Her views were echoed by other panellists. They agreed there should be an emphasis on educating the young to lead a healthy lifestyle. Dr Jeya stated that a priority for the Ministry of Health was to “ensure that every Malaysian can age healthily”. He added that “if treatment was needed then they will get the best possible care at the best price”.
The panel debated the role of government, private sector and family in caring for the elderly. The experts argued that in order to provide the best care the three should work together, pushing for a joined up efforts for the care of the elderly.
The discussion ended with a question from a NUMed student asking the panel what would be their message of hope to the elderly. Carol Yip encouraged the elderly to be mentally healthy saying that “you can be elderly but do not need to be old.” Chin Wei Jia said there was a need to take a look at the terminology used for the elderly, suggesting that they should be referred to as the golden generation as opposed to the greying generation.

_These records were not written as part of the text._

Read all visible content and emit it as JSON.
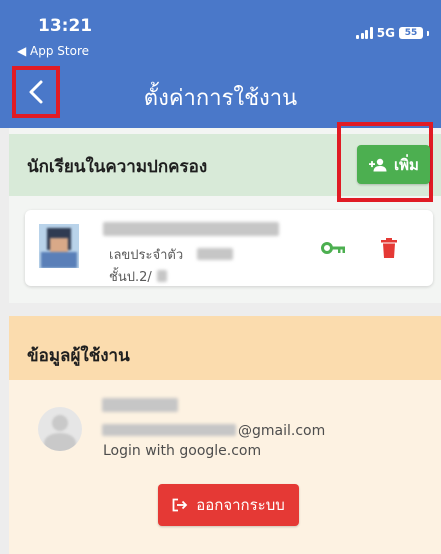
{
  "status_bar": {
    "time": "13:21",
    "back_app": "◀ App Store",
    "network": "5G",
    "battery": "55"
  },
  "header": {
    "title": "ตั้งค่าการใช้งาน",
    "back_icon": "chevron-left-icon",
    "color": "#4a78c9"
  },
  "students": {
    "title": "นักเรียนในความปกครอง",
    "add_button_label": "เพิ่ม",
    "items": [
      {
        "id_label": "เลขประจำตัว",
        "class_label": "ชั้นป.2/"
      }
    ],
    "key_color": "#4caf50",
    "delete_color": "#e53935"
  },
  "user": {
    "title": "ข้อมูลผู้ใช้งาน",
    "email_suffix": "@gmail.com",
    "login_method": "Login with google.com",
    "logout_label": "ออกจากระบบ"
  }
}
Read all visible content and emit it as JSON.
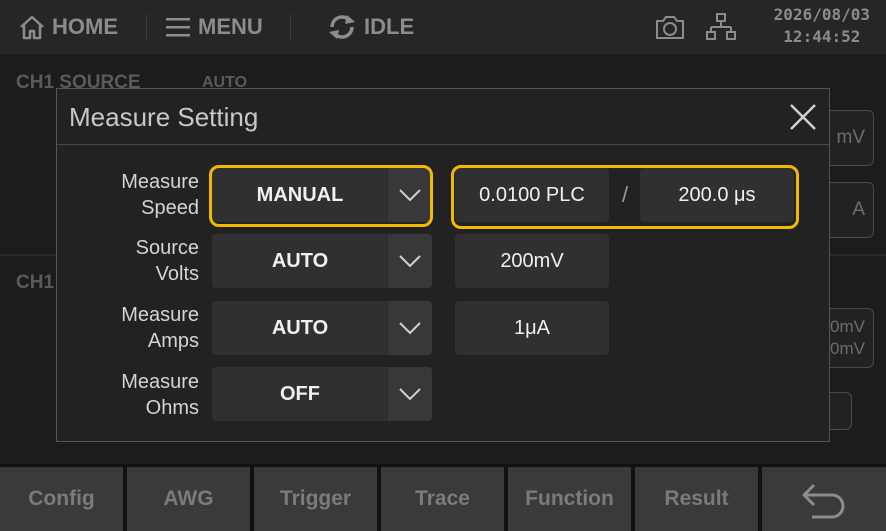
{
  "topbar": {
    "home_label": "HOME",
    "menu_label": "MENU",
    "status_label": "IDLE",
    "date": "2026/08/03",
    "time": "12:44:52"
  },
  "background": {
    "ch1_source_label": "CH1 SOURCE",
    "ch1_source_mode": "AUTO",
    "ch1_label": "CH1",
    "right_box_1": "mV",
    "right_box_2": "A",
    "right_box_3a": "0mV",
    "right_box_3b": "0mV"
  },
  "dialog": {
    "title": "Measure Setting",
    "rows": [
      {
        "label_line1": "Measure",
        "label_line2": "Speed",
        "select_value": "MANUAL",
        "value_1": "0.0100 PLC",
        "separator": "/",
        "value_2": "200.0 μs"
      },
      {
        "label_line1": "Source",
        "label_line2": "Volts",
        "select_value": "AUTO",
        "value_1": "200mV"
      },
      {
        "label_line1": "Measure",
        "label_line2": "Amps",
        "select_value": "AUTO",
        "value_1": "1μA"
      },
      {
        "label_line1": "Measure",
        "label_line2": "Ohms",
        "select_value": "OFF"
      }
    ]
  },
  "bottombar": {
    "buttons": [
      "Config",
      "AWG",
      "Trigger",
      "Trace",
      "Function",
      "Result"
    ]
  },
  "colors": {
    "highlight": "#f5b800",
    "dialog_bg": "#222222",
    "field_bg": "#303030"
  },
  "icons": {
    "home": "home-icon",
    "menu": "hamburger-menu-icon",
    "status": "refresh-cycle-icon",
    "camera": "camera-icon",
    "network": "network-icon",
    "close": "close-icon",
    "dropdown": "chevron-down-icon",
    "back": "back-arrow-icon"
  }
}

It was the largest ever turnout for the series, NUMed’s theatre was filled to the brim with people wanting to watch the live recording of the programme. Channel NewsAsia’s Senior Editor, Augustine Anthuvan, exclaimed: “Every space is taken up, including the steps”. NUMed staff and students were joined by members of the audience who had travelled from Singapore and from all over Malaysia, including Kuala Lumpur.
“Newcastle University works with a variety of partners to better address the global challenge and opportunity of an ageing society, so we were glad to bring together experts from across the globe to discuss caring for the aging. Newcastle University aims to be a global leader in ageing research and innovation and is already known for helping to raise the profile of ageing as one of the major issues facing communities worldwide. We were honoured to host Channel NewAsia’s Perspectives at NUMed,” said Professor Reg Jordan, NUMed Provost and CEO.
Newcastle University UK, has established an international branch campus in Johor, Malaysia to provide its undergraduate degrees in Medicine (MB BS) and the Biomedical Sciences (BSc), and opportunities for postgraduate study. The programmes of study are equivalent to those of Newcastle’s UK-based provision, and lead to the award of the same degrees. By choosing to study at NUMed Malaysia, students will obtain a reputable UK qualification, from an internationally recognized university, at a cost significantly less than that of studying in the UK. The undergraduate Bachelor of Medicine/Bachelor of Surgery (MB BS) degrees were launched in 2009 and BSc degrees in the Biomedical Sciences were launched in 2013. Both programmes offer opportunities for periods of study in the UK.
published on: 13 April 2016